Looking through the data, please report how many lines contain the string "SpeShu", giving nothing but the number.

[RECORD EXTRACTS]

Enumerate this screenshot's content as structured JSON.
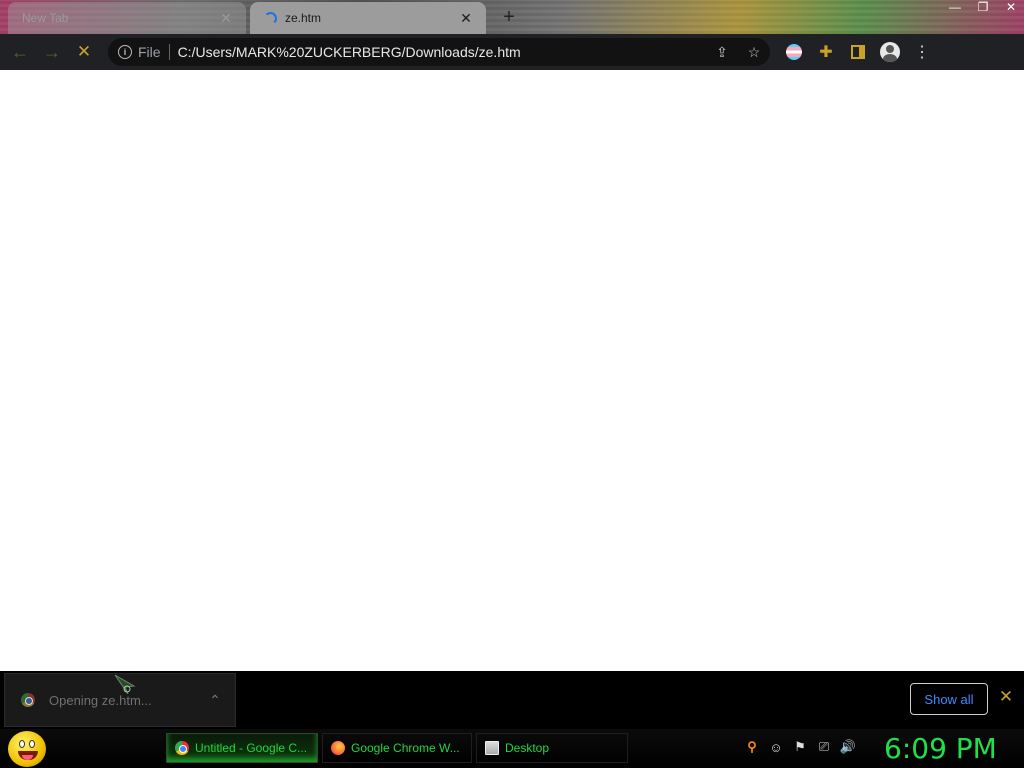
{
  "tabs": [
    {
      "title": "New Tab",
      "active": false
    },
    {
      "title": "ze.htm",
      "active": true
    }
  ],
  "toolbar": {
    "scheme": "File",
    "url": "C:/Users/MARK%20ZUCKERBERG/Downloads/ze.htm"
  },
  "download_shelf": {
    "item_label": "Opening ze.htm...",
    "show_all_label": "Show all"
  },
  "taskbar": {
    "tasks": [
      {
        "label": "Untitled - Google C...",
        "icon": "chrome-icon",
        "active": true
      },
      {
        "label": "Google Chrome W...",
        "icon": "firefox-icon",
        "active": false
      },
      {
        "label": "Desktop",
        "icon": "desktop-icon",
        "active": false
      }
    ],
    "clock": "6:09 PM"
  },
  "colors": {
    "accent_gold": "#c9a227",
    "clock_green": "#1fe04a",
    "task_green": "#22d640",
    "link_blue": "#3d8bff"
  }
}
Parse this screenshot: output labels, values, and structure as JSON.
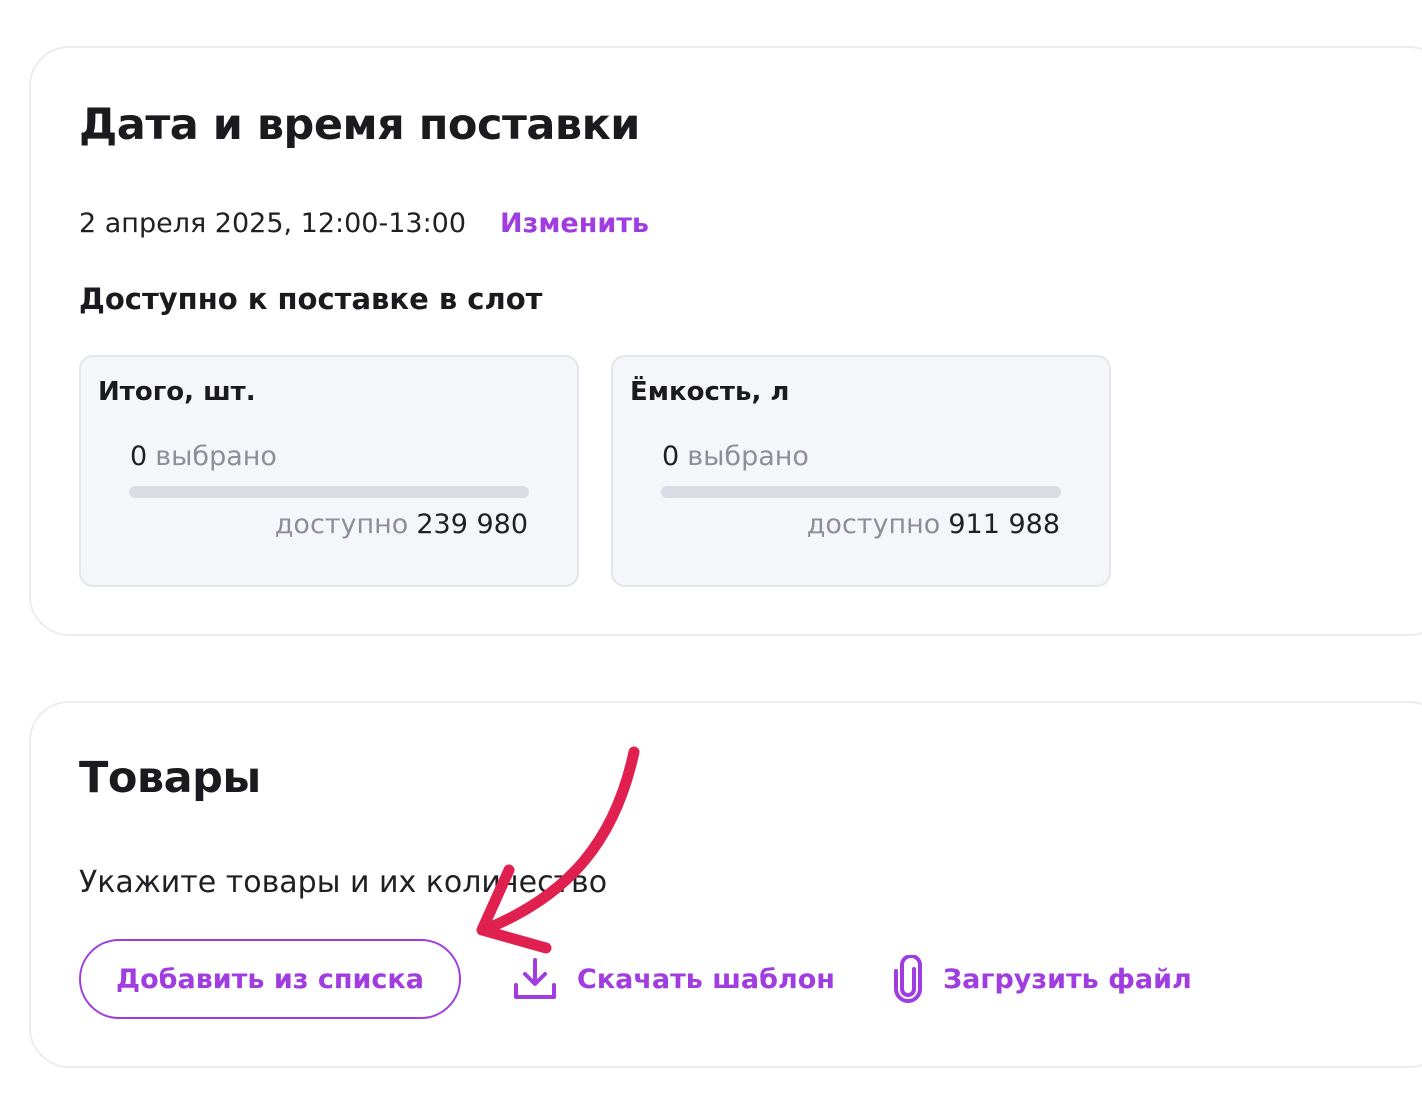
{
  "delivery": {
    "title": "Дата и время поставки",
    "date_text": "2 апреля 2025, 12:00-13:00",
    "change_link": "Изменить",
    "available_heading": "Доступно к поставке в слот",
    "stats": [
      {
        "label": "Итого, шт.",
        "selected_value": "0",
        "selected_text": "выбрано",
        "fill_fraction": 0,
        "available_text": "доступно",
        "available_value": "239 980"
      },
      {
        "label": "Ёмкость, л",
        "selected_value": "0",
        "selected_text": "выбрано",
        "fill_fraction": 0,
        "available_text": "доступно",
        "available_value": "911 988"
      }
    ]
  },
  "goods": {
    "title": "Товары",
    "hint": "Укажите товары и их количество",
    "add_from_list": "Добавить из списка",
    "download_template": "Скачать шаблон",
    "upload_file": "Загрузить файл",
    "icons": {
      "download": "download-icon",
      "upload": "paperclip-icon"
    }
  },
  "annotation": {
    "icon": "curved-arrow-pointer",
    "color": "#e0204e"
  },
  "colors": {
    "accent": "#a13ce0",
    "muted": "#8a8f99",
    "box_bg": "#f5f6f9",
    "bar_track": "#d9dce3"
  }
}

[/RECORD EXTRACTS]
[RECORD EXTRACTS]

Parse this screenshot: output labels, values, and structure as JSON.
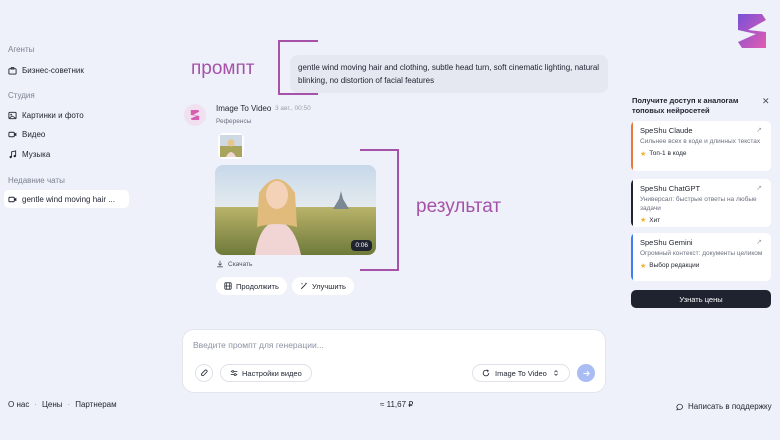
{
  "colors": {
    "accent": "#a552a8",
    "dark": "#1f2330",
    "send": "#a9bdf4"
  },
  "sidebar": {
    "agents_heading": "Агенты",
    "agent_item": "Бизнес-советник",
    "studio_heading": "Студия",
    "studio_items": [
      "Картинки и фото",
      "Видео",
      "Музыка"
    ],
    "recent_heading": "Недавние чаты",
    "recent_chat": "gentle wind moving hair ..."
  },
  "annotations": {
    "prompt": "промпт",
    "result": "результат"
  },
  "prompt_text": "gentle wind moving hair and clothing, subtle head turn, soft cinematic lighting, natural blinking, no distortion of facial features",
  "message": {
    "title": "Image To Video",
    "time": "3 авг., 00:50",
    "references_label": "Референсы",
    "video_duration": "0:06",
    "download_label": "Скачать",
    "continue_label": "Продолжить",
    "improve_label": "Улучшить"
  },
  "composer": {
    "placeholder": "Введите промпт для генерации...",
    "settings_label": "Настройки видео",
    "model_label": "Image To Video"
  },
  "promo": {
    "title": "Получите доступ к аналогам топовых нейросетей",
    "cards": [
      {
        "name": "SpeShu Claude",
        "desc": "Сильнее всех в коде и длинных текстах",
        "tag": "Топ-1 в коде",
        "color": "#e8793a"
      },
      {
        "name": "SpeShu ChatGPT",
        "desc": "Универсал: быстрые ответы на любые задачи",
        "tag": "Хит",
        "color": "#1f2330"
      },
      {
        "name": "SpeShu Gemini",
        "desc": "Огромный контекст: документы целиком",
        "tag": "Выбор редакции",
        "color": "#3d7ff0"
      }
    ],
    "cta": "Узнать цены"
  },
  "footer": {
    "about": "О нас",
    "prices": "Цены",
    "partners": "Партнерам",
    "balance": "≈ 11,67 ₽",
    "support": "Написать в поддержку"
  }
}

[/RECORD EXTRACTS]
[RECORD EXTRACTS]

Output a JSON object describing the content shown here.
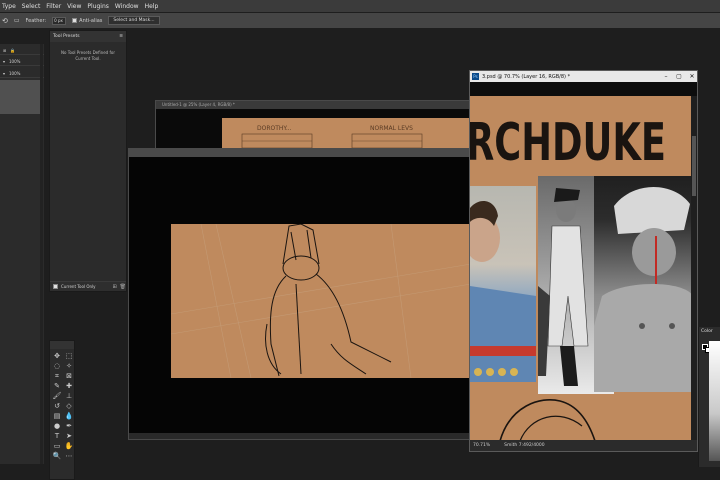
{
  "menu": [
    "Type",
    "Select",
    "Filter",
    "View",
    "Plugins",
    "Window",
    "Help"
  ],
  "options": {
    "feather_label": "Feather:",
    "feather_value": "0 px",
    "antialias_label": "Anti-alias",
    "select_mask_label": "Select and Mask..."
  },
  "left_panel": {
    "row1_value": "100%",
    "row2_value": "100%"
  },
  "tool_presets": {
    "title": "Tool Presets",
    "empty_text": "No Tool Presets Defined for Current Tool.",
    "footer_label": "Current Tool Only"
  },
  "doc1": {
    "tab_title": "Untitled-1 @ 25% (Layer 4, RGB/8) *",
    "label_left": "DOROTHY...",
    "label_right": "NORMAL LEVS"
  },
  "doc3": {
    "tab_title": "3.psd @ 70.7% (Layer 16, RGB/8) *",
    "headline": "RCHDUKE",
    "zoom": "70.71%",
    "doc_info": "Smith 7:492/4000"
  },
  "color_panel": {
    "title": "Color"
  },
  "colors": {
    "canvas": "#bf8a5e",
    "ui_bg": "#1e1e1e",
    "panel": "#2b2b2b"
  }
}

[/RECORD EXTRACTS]

TASK RESPONSE: 3